The story appeared in The Saturday Evening Post (October 24, 1936) and was published in book form by Farrar & Rinehart the following year. Farmer Jabez Stone, from the small town of Cross Corners, New Hampshire, is plagued with unending bad luck, causing him to finally swear "it's enough to make a man want to sell his soul to the devil! Stone bargains for an additional three years; after the additional three years pass, Mr. Wanting out of the deal, Stone convinces famous lawyer and orator Daniel Webster to accept his case. Scratch arrives and is greeted by Webster, presenting himself as Stone's attorney. Scratch tells Webster, "I shall call upon you, as a law-abiding citizen, to assist me in taking possession of my property," and so begins the argument. Stone is an American citizen, and no American citizen may be forced into the service of a foreign prince.
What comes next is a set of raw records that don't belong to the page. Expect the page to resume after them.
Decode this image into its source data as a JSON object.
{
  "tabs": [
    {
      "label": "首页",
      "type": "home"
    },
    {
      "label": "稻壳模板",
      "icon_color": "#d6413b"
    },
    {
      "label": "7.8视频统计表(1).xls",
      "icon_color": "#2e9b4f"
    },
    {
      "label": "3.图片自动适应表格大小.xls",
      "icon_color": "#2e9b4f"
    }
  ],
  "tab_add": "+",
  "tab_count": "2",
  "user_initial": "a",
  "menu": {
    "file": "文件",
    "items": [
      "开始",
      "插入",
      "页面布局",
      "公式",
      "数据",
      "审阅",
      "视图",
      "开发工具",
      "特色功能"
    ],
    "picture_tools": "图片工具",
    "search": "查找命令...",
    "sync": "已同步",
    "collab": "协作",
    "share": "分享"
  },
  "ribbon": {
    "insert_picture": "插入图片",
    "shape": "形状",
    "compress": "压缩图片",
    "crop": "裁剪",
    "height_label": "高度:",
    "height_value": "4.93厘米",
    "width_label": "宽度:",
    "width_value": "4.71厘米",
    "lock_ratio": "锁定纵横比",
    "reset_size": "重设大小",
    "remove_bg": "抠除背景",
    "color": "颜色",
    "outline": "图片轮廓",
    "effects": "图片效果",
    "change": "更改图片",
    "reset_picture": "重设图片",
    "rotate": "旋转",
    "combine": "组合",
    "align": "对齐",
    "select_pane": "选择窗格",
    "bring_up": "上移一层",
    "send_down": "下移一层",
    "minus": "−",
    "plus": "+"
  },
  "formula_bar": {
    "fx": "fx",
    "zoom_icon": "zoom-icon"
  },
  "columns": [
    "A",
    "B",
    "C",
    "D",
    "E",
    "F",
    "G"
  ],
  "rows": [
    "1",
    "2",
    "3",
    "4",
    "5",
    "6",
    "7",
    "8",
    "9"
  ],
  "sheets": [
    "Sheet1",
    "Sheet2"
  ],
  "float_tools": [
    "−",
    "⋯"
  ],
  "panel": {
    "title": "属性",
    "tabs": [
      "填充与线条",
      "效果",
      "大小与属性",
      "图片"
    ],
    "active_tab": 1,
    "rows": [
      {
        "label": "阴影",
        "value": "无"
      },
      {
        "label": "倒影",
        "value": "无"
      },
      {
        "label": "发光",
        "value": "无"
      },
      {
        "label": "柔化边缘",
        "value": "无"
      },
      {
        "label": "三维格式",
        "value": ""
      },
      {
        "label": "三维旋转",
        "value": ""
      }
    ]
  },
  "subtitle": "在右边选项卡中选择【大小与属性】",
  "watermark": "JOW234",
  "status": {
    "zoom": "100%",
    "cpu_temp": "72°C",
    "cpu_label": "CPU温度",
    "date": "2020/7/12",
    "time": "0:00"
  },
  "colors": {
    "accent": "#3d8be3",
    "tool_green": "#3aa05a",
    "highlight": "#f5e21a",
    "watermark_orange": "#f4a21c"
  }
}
The narrator also expresses sympathy for King Philip when he tells us that one juror "heard the cry of his lost nation" in Webster's eloquent appeal.
These ambiguities probably reflect ambivalent perceptions of this aspect of American history in the 20th century at the time of writing, rather than at the time when the story is supposed to take place. When the devil arrives he is described as "a soft-spoken, dark-dressed stranger," who "drove up in a handsome buggy." The names Benét gives the devil—Mr.
Yet later on, Daniel Webster's appeal to the jury on "what it means to be American" specifically includes King Philip among "the Americans".
This is an anachronism, as the historical Daniel Webster was closer to the events and would have been unlikely to express such an opinion.
The jury announces its verdict: "We find for the defendant, Jabez Stone." They admit, "Perhaps 'tis not strictly in accordance with the evidence, but even the damned may salute the eloquence of Mr.
Webster." The judge and jury disappear with the break of dawn. Scratch congratulates Webster, and the contract is torn up.
Patriotism is a main theme in the story: Webster claims that the Devil cannot take the soul because he cannot claim American citizenship. " the devil replies, going on to list several wrongs done in the U. Webster, though I don't like to boast of it, my name is older in this country than yours." Webster insists on a jury trial as an American right, with Americans for the jury and an American judge.
The devil then provides the worst from Webster's perspective (and certainly, they are in Hell) examples of Americans for the judge and jury.